■ **TASK TO CARRY OUT**: With the records in front of you, set every one of them down exactly.

******************************

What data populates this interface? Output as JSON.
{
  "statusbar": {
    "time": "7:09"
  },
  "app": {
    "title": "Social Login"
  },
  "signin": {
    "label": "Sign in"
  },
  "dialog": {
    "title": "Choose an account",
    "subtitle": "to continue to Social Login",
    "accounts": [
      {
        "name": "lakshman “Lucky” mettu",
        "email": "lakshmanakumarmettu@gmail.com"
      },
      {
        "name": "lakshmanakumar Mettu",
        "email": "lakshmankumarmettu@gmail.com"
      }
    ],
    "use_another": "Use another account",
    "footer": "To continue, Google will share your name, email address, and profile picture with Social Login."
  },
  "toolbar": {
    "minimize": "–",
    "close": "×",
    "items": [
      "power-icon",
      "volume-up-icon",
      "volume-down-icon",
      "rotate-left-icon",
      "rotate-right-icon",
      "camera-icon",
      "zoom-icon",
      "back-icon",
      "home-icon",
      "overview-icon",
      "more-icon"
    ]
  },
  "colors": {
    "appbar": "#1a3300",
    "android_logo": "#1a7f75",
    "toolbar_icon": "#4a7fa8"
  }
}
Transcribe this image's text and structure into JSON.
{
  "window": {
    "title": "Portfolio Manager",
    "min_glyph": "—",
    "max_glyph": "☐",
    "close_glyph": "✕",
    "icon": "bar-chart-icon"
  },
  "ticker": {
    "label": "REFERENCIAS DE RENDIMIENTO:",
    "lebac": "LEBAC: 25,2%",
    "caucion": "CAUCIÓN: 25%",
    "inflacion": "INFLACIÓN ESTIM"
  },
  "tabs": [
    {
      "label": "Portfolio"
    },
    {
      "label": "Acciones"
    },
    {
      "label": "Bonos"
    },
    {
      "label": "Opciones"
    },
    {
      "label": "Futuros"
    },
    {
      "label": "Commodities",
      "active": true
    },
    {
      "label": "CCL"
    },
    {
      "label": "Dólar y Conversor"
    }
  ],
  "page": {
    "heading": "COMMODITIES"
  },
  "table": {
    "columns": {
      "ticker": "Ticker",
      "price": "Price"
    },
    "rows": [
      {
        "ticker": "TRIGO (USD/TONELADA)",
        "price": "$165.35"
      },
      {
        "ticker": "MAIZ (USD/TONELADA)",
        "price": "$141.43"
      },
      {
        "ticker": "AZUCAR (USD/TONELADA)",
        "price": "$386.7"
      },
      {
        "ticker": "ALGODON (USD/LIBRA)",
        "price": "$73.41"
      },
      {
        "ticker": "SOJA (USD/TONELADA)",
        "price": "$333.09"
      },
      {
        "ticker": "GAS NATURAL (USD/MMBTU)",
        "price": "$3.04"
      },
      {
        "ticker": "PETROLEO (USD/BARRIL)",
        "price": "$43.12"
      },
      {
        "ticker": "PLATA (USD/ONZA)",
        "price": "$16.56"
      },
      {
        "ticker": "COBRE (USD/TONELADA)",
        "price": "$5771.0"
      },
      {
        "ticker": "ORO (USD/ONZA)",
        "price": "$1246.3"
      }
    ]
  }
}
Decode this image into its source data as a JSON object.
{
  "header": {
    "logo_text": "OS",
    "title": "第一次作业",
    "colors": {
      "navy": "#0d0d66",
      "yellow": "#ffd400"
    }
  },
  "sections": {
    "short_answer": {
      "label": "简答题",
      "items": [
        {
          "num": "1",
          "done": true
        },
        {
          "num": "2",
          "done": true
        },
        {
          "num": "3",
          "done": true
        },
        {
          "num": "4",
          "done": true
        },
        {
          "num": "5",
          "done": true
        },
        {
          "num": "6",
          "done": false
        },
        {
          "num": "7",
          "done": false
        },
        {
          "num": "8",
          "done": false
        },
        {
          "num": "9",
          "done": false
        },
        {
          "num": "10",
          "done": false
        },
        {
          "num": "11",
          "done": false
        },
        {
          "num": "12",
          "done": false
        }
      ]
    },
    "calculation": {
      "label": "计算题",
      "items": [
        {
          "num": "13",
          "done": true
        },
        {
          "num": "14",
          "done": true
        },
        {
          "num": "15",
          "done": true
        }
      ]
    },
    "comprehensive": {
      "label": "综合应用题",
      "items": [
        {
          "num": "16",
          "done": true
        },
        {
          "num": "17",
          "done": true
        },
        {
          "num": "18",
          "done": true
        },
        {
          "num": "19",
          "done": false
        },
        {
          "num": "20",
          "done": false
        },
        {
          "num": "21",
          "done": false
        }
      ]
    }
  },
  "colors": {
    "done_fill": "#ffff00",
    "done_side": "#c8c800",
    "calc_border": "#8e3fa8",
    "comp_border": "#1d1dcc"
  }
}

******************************

■ **EXERCISE ANSWER**:
What data populates this interface? Output as JSON.
{
  "statusbar": {
    "time": "7:09"
  },
  "app": {
    "title": "Social Login"
  },
  "signin": {
    "label": "Sign in"
  },
  "dialog": {
    "title": "Choose an account",
    "subtitle": "to continue to Social Login",
    "accounts": [
      {
        "name": "lakshman “Lucky” mettu",
        "email": "lakshmanakumarmettu@gmail.com"
      },
      {
        "name": "lakshmanakumar Mettu",
        "email": "lakshmankumarmettu@gmail.com"
      }
    ],
    "use_another": "Use another account",
    "footer": "To continue, Google will share your name, email address, and profile picture with Social Login."
  },
  "toolbar": {
    "minimize": "–",
    "close": "×",
    "items": [
      "power-icon",
      "volume-up-icon",
      "volume-down-icon",
      "rotate-left-icon",
      "rotate-right-icon",
      "camera-icon",
      "zoom-icon",
      "back-icon",
      "home-icon",
      "overview-icon",
      "more-icon"
    ]
  },
  "colors": {
    "appbar": "#1a3300",
    "android_logo": "#1a7f75",
    "toolbar_icon": "#4a7fa8"
  }
}
Transcribe this image's text and structure into JSON.
{
  "window": {
    "title": "Portfolio Manager",
    "min_glyph": "—",
    "max_glyph": "☐",
    "close_glyph": "✕",
    "icon": "bar-chart-icon"
  },
  "ticker": {
    "label": "REFERENCIAS DE RENDIMIENTO:",
    "lebac": "LEBAC: 25,2%",
    "caucion": "CAUCIÓN: 25%",
    "inflacion": "INFLACIÓN ESTIM"
  },
  "tabs": [
    {
      "label": "Portfolio"
    },
    {
      "label": "Acciones"
    },
    {
      "label": "Bonos"
    },
    {
      "label": "Opciones"
    },
    {
      "label": "Futuros"
    },
    {
      "label": "Commodities",
      "active": true
    },
    {
      "label": "CCL"
    },
    {
      "label": "Dólar y Conversor"
    }
  ],
  "page": {
    "heading": "COMMODITIES"
  },
  "table": {
    "columns": {
      "ticker": "Ticker",
      "price": "Price"
    },
    "rows": [
      {
        "ticker": "TRIGO (USD/TONELADA)",
        "price": "$165.35"
      },
      {
        "ticker": "MAIZ (USD/TONELADA)",
        "price": "$141.43"
      },
      {
        "ticker": "AZUCAR (USD/TONELADA)",
        "price": "$386.7"
      },
      {
        "ticker": "ALGODON (USD/LIBRA)",
        "price": "$73.41"
      },
      {
        "ticker": "SOJA (USD/TONELADA)",
        "price": "$333.09"
      },
      {
        "ticker": "GAS NATURAL (USD/MMBTU)",
        "price": "$3.04"
      },
      {
        "ticker": "PETROLEO (USD/BARRIL)",
        "price": "$43.12"
      },
      {
        "ticker": "PLATA (USD/ONZA)",
        "price": "$16.56"
      },
      {
        "ticker": "COBRE (USD/TONELADA)",
        "price": "$5771.0"
      },
      {
        "ticker": "ORO (USD/ONZA)",
        "price": "$1246.3"
      }
    ]
  }
}
Decode this image into its source data as a JSON object.
{
  "header": {
    "logo_text": "OS",
    "title": "第一次作业",
    "colors": {
      "navy": "#0d0d66",
      "yellow": "#ffd400"
    }
  },
  "sections": {
    "short_answer": {
      "label": "简答题",
      "items": [
        {
          "num": "1",
          "done": true
        },
        {
          "num": "2",
          "done": true
        },
        {
          "num": "3",
          "done": true
        },
        {
          "num": "4",
          "done": true
        },
        {
          "num": "5",
          "done": true
        },
        {
          "num": "6",
          "done": false
        },
        {
          "num": "7",
          "done": false
        },
        {
          "num": "8",
          "done": false
        },
        {
          "num": "9",
          "done": false
        },
        {
          "num": "10",
          "done": false
        },
        {
          "num": "11",
          "done": false
        },
        {
          "num": "12",
          "done": false
        }
      ]
    },
    "calculation": {
      "label": "计算题",
      "items": [
        {
          "num": "13",
          "done": true
        },
        {
          "num": "14",
          "done": true
        },
        {
          "num": "15",
          "done": true
        }
      ]
    },
    "comprehensive": {
      "label": "综合应用题",
      "items": [
        {
          "num": "16",
          "done": true
        },
        {
          "num": "17",
          "done": true
        },
        {
          "num": "18",
          "done": true
        },
        {
          "num": "19",
          "done": false
        },
        {
          "num": "20",
          "done": false
        },
        {
          "num": "21",
          "done": false
        }
      ]
    }
  },
  "colors": {
    "done_fill": "#ffff00",
    "done_side": "#c8c800",
    "calc_border": "#8e3fa8",
    "comp_border": "#1d1dcc"
  }
}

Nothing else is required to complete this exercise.